I knew Samantha. Back in my school-teaching days, she was a student at Marion High School and president of SADD, Students Against Destructive Decisions. That meant that in addition to her regular school studies, she spent a good deal of extracurricular time promoting the idea that her classmates should shy away from smoking, drinking, using drugs and any number of other potentially dangerous activities.
As is often the case, after she graduated in 2007, I pretty much lost track of her for a few years. I honestly don’t know what she had been up to since then.
An obituary only gives you so much information and other than some perfunctory “How have you been?”
conversation while exchanging money for fast food treats at Sonic, we didn’t really have a whole lot to say to each other. But that was not the case on Facebook, where her family and friends just inundated her “wall” with messages of love and sadness and well-wishing and anything else that helped them vent frustration and express their feelings for Samantha. She died on July 5, 2013.
She was 24.
The reminder of the anniversary of her death led me to wonder about something. What happens on Facebook when someone dies? I have had a few Facebook friends pass away, but I never really considered their social media presence and what happens to it after that.
Does the page stay up?
If so, how long?
Whose responsibility is it to see that it is either taken down or maintained?
It was a bit of a morbid task, but I checked and Samantha’s page is no longer up. So, I tried another, more recently departed Facebook friend, Frank Martin. His page is still up.
In fact, the last few posts are fond rememberances of the world’s biggest Blue Devils fan from those who marked his passing. Maybe that’s what should happen to those Facebook profiles?

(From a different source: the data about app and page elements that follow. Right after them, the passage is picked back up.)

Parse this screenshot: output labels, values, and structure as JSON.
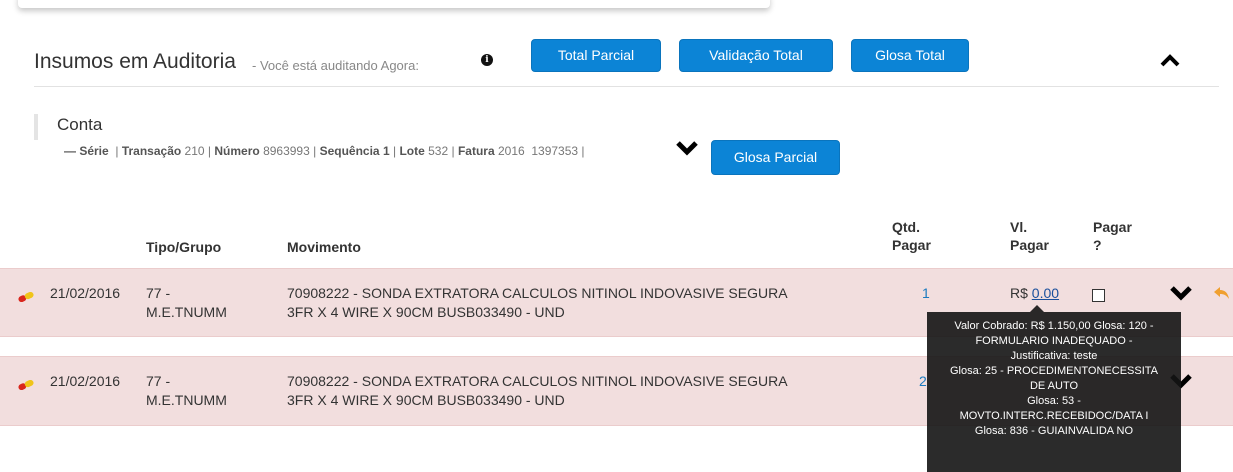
{
  "header": {
    "title": "Insumos em Auditoria",
    "subtitle": "- Você está auditando Agora:",
    "buttons": {
      "total_parcial": "Total Parcial",
      "validacao_total": "Validação Total",
      "glosa_total": "Glosa Total"
    }
  },
  "conta": {
    "title": "Conta",
    "meta": {
      "serie_prefix": "— Série",
      "transacao_label": "Transação",
      "transacao_value": "210",
      "numero_label": "Número",
      "numero_value": "8963993",
      "sequencia_label": "Sequência",
      "sequencia_value": "1",
      "lote_label": "Lote",
      "lote_value": "532",
      "fatura_label": "Fatura",
      "fatura_value": "2016",
      "extra_value": "1397353"
    },
    "glosa_parcial_label": "Glosa Parcial"
  },
  "table": {
    "headers": {
      "tipo_grupo": "Tipo/Grupo",
      "movimento": "Movimento",
      "qtd_pagar_line1": "Qtd.",
      "qtd_pagar_line2": "Pagar",
      "vl_pagar_line1": "Vl.",
      "vl_pagar_line2": "Pagar",
      "pagar_line1": "Pagar",
      "pagar_line2": "?"
    },
    "rows": [
      {
        "date": "21/02/2016",
        "tipo_line1": "77 -",
        "tipo_line2": "M.E.TNUMM",
        "mov_line1": "70908222 - SONDA EXTRATORA CALCULOS NITINOL INDOVASIVE SEGURA",
        "mov_line2": "3FR X 4 WIRE X 90CM BUSB033490 - UND",
        "qtd": "1",
        "vl_prefix": "R$",
        "vl_value": "0.00"
      },
      {
        "date": "21/02/2016",
        "tipo_line1": "77 -",
        "tipo_line2": "M.E.TNUMM",
        "mov_line1": "70908222 - SONDA EXTRATORA CALCULOS NITINOL INDOVASIVE SEGURA",
        "mov_line2": "3FR X 4 WIRE X 90CM BUSB033490 - UND",
        "qtd": "2"
      }
    ]
  },
  "tooltip": {
    "lines": [
      "Valor Cobrado: R$ 1.150,00 Glosa: 120 -",
      "FORMULARIO INADEQUADO -",
      "Justificativa: teste",
      "Glosa: 25 - PROCEDIMENTONECESSITA",
      "DE AUTO",
      "Glosa: 53 -",
      "MOVTO.INTERC.RECEBIDOC/DATA I",
      "Glosa: 836 - GUIAINVALIDA NO"
    ]
  },
  "colors": {
    "button": "#0c84d6",
    "row_bg": "#f2dede",
    "link": "#1a7abf",
    "tooltip_bg": "#141414"
  },
  "icons": {
    "info": "info-circle-icon",
    "collapse": "chevron-up-icon",
    "expand": "chevron-down-icon",
    "item": "pill-icon",
    "undo": "undo-icon"
  }
}
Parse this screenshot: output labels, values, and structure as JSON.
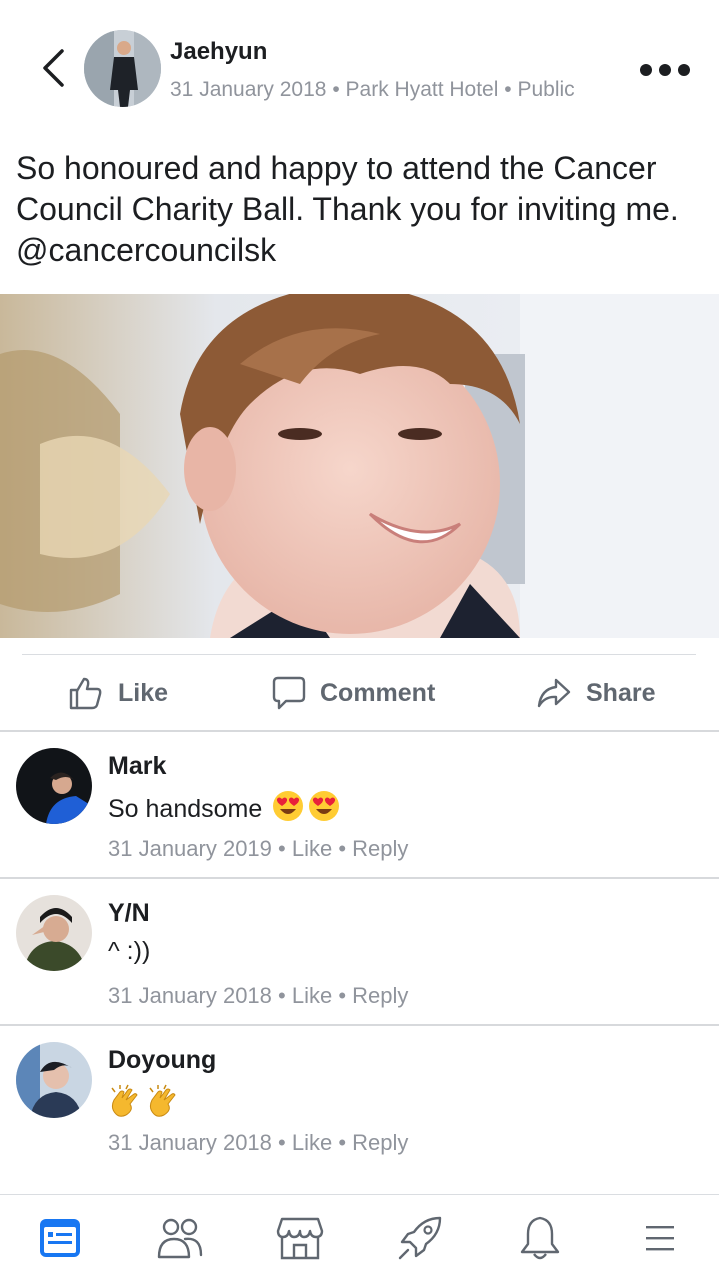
{
  "post": {
    "author": "Jaehyun",
    "date": "31 January 2018",
    "location": "Park Hyatt Hotel",
    "audience": "Public",
    "text": "So honoured and happy to attend the Cancer Council Charity Ball. Thank you for inviting me. @cancercouncilsk"
  },
  "actions": {
    "like": "Like",
    "comment": "Comment",
    "share": "Share"
  },
  "comments": [
    {
      "name": "Mark",
      "text": "So handsome",
      "emoji": [
        "heart-eyes-emoji",
        "heart-eyes-emoji"
      ],
      "date": "31 January 2019",
      "like": "Like",
      "reply": "Reply"
    },
    {
      "name": "Y/N",
      "text": "^ :))",
      "emoji": [],
      "date": "31 January 2018",
      "like": "Like",
      "reply": "Reply"
    },
    {
      "name": "Doyoung",
      "text": "",
      "emoji": [
        "clapping-hands-emoji",
        "clapping-hands-emoji"
      ],
      "date": "31 January 2018",
      "like": "Like",
      "reply": "Reply"
    }
  ],
  "separator": "•",
  "colors": {
    "primary_text": "#1c1e21",
    "secondary_text": "#90949c",
    "action_text": "#606770",
    "active_nav": "#1877f2",
    "divider": "#dadde1"
  },
  "nav_icons": [
    "news-feed-icon",
    "friends-icon",
    "marketplace-icon",
    "rocket-icon",
    "notifications-icon",
    "menu-icon"
  ]
}
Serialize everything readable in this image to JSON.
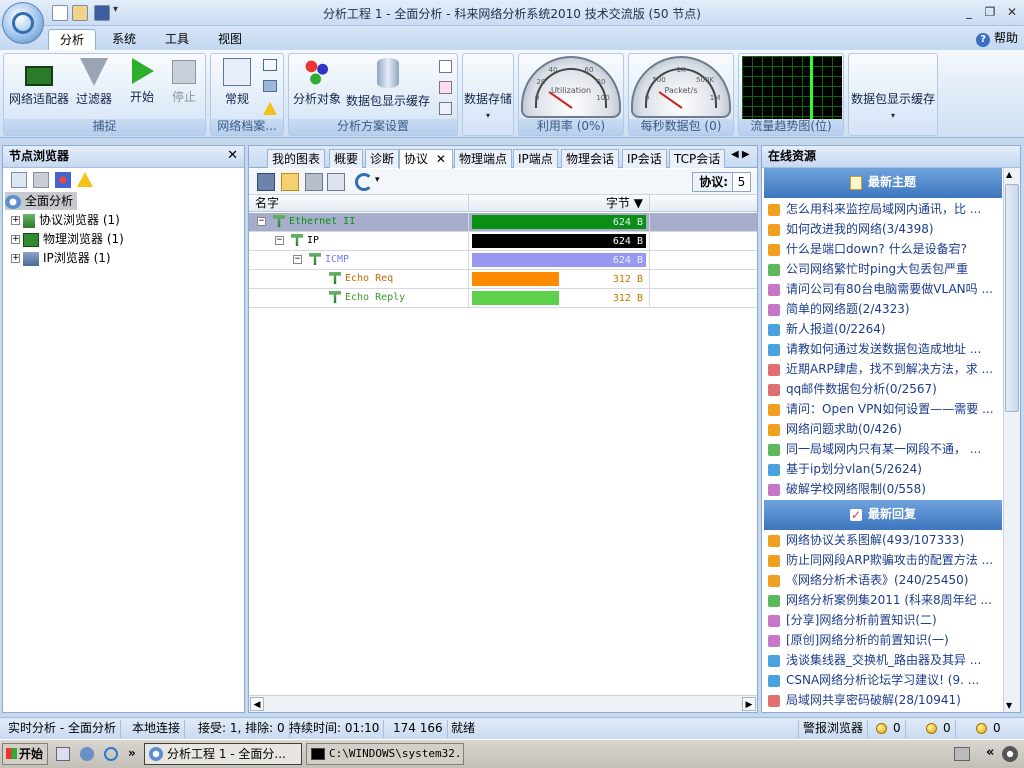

Leave them up as a chronicle of a person’s last days and their passing.
There are worse things that could happen.